Operating activities include all the regular day-to-day business transactions you perform. For example, if you sell products or services, this would be called revenue (or sales). And if you purchase products or services for your business, this would be called expenses.
The most common categories of operating activities include:
- Revenue from customers - These are sales of products or services to consumers, businesses, or other organisations
- Cost of revenue - This is the cost of the goods sold or services rendered. It includes the costs that go into producing your products, such as raw materials and labour, along with any other direct costs associated with creating your product or service
- Gross profit - The difference between revenue and cost of revenue is gross profit, which represents your margin (or profit) on each sale. You can break down gross profit into two categories: direct costs and indirect costs.
Investing activities include:
- Purchasing fixed assets like equipment or buildings
- Paying off loans
- Selling off assets like equipment or buildings
- Making any other investments in your company that aren't part of your everyday operations
In other words, the investing activities section shows how much money you spent on longer-term assets such as property, plant & equipment (PP&E), or other companies.
For example, if a company buys new computers for its employees, that would be recorded as an investment expense. On the other hand, if a company sells some PP&E it previously owned (or pays off some debt), that would also show up as an investing cash inflow.
Financing activities show how a company raises capital and pays it back to investors through capital markets. Some of the most common financing activities also include:
- Issuing stock or bonds: Used to raise capital for the business. When a business issues stock or bonds, it sells ownership shares in itself or debt obligations.
- Paying dividends on preferred stock: Some companies issue preferred stock that pays dividends at regular intervals (usually quarterly). Similar to paying interest on bonds, except that preferred stockholders typically have more substantial rights than bondholders do.
- Paying interest on debt: Debt financing allows companies to borrow money from banks or bondholders and pay them back over time with interest added to each payment amount.
How cash flow statements can help your business
A cash flow statement is helpful for many reasons, including forecasting future earnings potential and identifying areas to improve profitability through cost-cutting measures. A company's ability to generate positive cash flows from operations is often essential when lenders evaluate loan applications or lines of credit from banks.
In addition, investors who want to gauge whether a company's earnings reflect operational efficiency may look at its operating cash flows and net income figures on its income statement to see how consistent they are over time. A cash flow statement can help determine whether a business is financially solvent.
Capture the right spend data for your cash flow statement

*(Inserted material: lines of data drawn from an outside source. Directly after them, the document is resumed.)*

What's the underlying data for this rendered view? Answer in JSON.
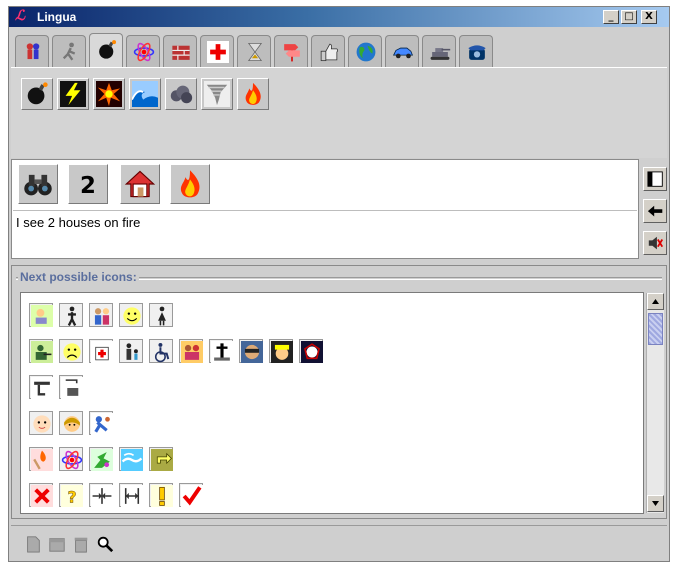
{
  "window": {
    "title": "Lingua",
    "logo": "lingua-logo"
  },
  "window_controls": {
    "minimize": "_",
    "maximize": "□",
    "close": "X"
  },
  "category_tabs": [
    {
      "name": "people-tab",
      "icon": "people-icon",
      "active": false
    },
    {
      "name": "actions-tab",
      "icon": "running-icon",
      "active": false
    },
    {
      "name": "disasters-tab",
      "icon": "bomb-icon",
      "active": true
    },
    {
      "name": "science-tab",
      "icon": "atom-icon",
      "active": false
    },
    {
      "name": "buildings-tab",
      "icon": "wall-icon",
      "active": false
    },
    {
      "name": "medical-tab",
      "icon": "red-cross-icon",
      "active": false
    },
    {
      "name": "time-tab",
      "icon": "hourglass-icon",
      "active": false
    },
    {
      "name": "signs-tab",
      "icon": "signpost-icon",
      "active": false
    },
    {
      "name": "opinion-tab",
      "icon": "thumbs-up-icon",
      "active": false
    },
    {
      "name": "world-tab",
      "icon": "globe-icon",
      "active": false
    },
    {
      "name": "vehicles-tab",
      "icon": "car-icon",
      "active": false
    },
    {
      "name": "military-tab",
      "icon": "tank-icon",
      "active": false
    },
    {
      "name": "phone-tab",
      "icon": "telephone-icon",
      "active": false
    }
  ],
  "category_icons": [
    {
      "name": "bomb-icon"
    },
    {
      "name": "lightning-icon"
    },
    {
      "name": "explosion-icon"
    },
    {
      "name": "wave-icon"
    },
    {
      "name": "smoke-icon"
    },
    {
      "name": "tornado-icon"
    },
    {
      "name": "fire-icon"
    }
  ],
  "sentence_icons": [
    {
      "name": "binoculars-icon"
    },
    {
      "name": "number-two-icon",
      "label": "2"
    },
    {
      "name": "house-icon"
    },
    {
      "name": "fire-icon"
    }
  ],
  "sentence_text": "I see 2 houses on fire",
  "side_buttons": [
    {
      "name": "clear-window-icon"
    },
    {
      "name": "backspace-arrow-icon"
    },
    {
      "name": "speak-muted-icon"
    }
  ],
  "next_icons_label": "Next possible icons:",
  "next_icon_rows": [
    [
      "sick-man-icon",
      "man-icon",
      "family-icon",
      "smiley-icon",
      "woman-icon"
    ],
    [
      "soldier-icon",
      "sad-face-icon",
      "nurse-icon",
      "mother-child-icon",
      "wheelchair-icon",
      "couple-icon",
      "grave-icon",
      "robber-icon",
      "police-icon",
      "vampire-icon"
    ],
    [
      "toilet-man-icon",
      "shower-icon"
    ],
    [
      "baby-icon",
      "girl-icon",
      "thief-icon"
    ],
    [
      "match-icon",
      "atom-icon",
      "broken-icon",
      "sky-icon",
      "pointing-icon"
    ],
    [
      "cross-mark-icon",
      "question-mark-icon",
      "narrow-icon",
      "wide-icon",
      "exclamation-icon",
      "check-mark-icon"
    ]
  ],
  "bottom_tools": [
    {
      "name": "new-document-icon"
    },
    {
      "name": "folder-icon"
    },
    {
      "name": "trash-icon"
    },
    {
      "name": "search-icon"
    }
  ]
}
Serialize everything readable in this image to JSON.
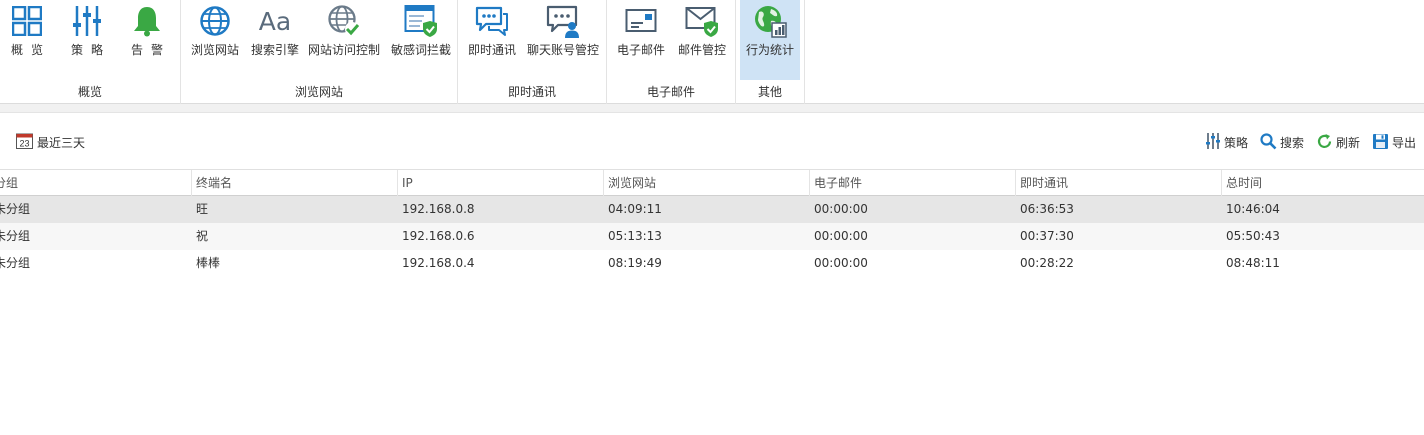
{
  "ribbon": {
    "groups": [
      {
        "label": "概览"
      },
      {
        "label": "浏览网站"
      },
      {
        "label": "即时通讯"
      },
      {
        "label": "电子邮件"
      },
      {
        "label": "其他"
      }
    ],
    "buttons": {
      "overview": {
        "label": "概览",
        "icon": "dashboard-grid-icon"
      },
      "policy": {
        "label": "策略",
        "icon": "sliders-icon"
      },
      "alert": {
        "label": "告警",
        "icon": "bell-icon"
      },
      "browse_web": {
        "label": "浏览网站",
        "icon": "globe-icon"
      },
      "search_engine": {
        "label": "搜索引擎",
        "icon": "font-aa-icon"
      },
      "web_access_control": {
        "label": "网站访问控制",
        "icon": "globe-check-icon"
      },
      "keyword_block": {
        "label": "敏感词拦截",
        "icon": "window-shield-icon"
      },
      "instant_message": {
        "label": "即时通讯",
        "icon": "chat-bubbles-icon"
      },
      "chat_account_control": {
        "label": "聊天账号管控",
        "icon": "chat-user-icon"
      },
      "email": {
        "label": "电子邮件",
        "icon": "envelope-card-icon"
      },
      "email_control": {
        "label": "邮件管控",
        "icon": "envelope-shield-icon"
      },
      "behavior_stats": {
        "label": "行为统计",
        "icon": "globe-chart-icon",
        "active": true
      }
    }
  },
  "toolbar": {
    "date_filter": {
      "label": "最近三天",
      "icon_day": "23"
    },
    "policy": "策略",
    "search": "搜索",
    "refresh": "刷新",
    "export": "导出"
  },
  "table": {
    "columns": [
      "分组",
      "终端名",
      "IP",
      "浏览网站",
      "电子邮件",
      "即时通讯",
      "总时间"
    ],
    "rows": [
      [
        "未分组",
        "旺",
        "192.168.0.8",
        "04:09:11",
        "00:00:00",
        "06:36:53",
        "10:46:04"
      ],
      [
        "未分组",
        "祝",
        "192.168.0.6",
        "05:13:13",
        "00:00:00",
        "00:37:30",
        "05:50:43"
      ],
      [
        "未分组",
        "棒棒",
        "192.168.0.4",
        "08:19:49",
        "00:00:00",
        "00:28:22",
        "08:48:11"
      ]
    ]
  },
  "colors": {
    "accent_blue": "#1f7ac4",
    "green": "#3aa844",
    "selected_tab_bg": "#cfe3f5"
  }
}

One of the biggest challenges for finance and accounting teams is capturing all transactions that impact the cash flow in and out of the business. This process requires a robust company card and expense management solution (to capture expenses in real time) and great integrations with accounting software to show exactly what is available.
Payhawk's spend management solution, including company cards and expense management software, helps CFOs and financial leaders get insight into the cost of doing business by showing spend in real time and correctly assigning it to an appropriate category.
Some of the key benefits of Payhawk's spend visibility include:
- More accurate data – Expense management solutions don't always respect the timing difference between expense and payment, which means they don’t always reflect your company’s actual cash position. This strategy can make it difficult to accurately track and report on your company’s true cash position. Payhawk’s integration strategy however, is built in accordance with the accruals principle and respects both dates.
- Better management – If you don't have good visibility into your spending habits, it can be challenging to make informed decisions about where to allocate resources for maximum impact – especially if you don't know what types of expenses contribute most to costs and profits.
- Demonstrate your performance against plan – By comparing actual vs. planned spend by category, you can show how well you manage working capital and ensure that you are controlling expenses as planned. This process will help improve confidence among investors and lenders, which is critical for any business seeking external funding, such as venture capital or bank loans.
Demonstrative trackers for success: An overview
Cash flow statements are essential for your financials. They show us how well a business uses it's cash and how healthy its operations are. A good cash flow analysis will tell you if a company can pay its bills on time and if it has enough cash to sustain operations in the future.
A company might look profitable, but if it can't generate enough cash from its business activities, then it's in trouble. The balance sheet tells us how much money a company has, but the cash flow statement tells us how much it's actually getting from its operations.
Learn how to make better business growth decisions with our all-in-one expense management tool. Book a demo today.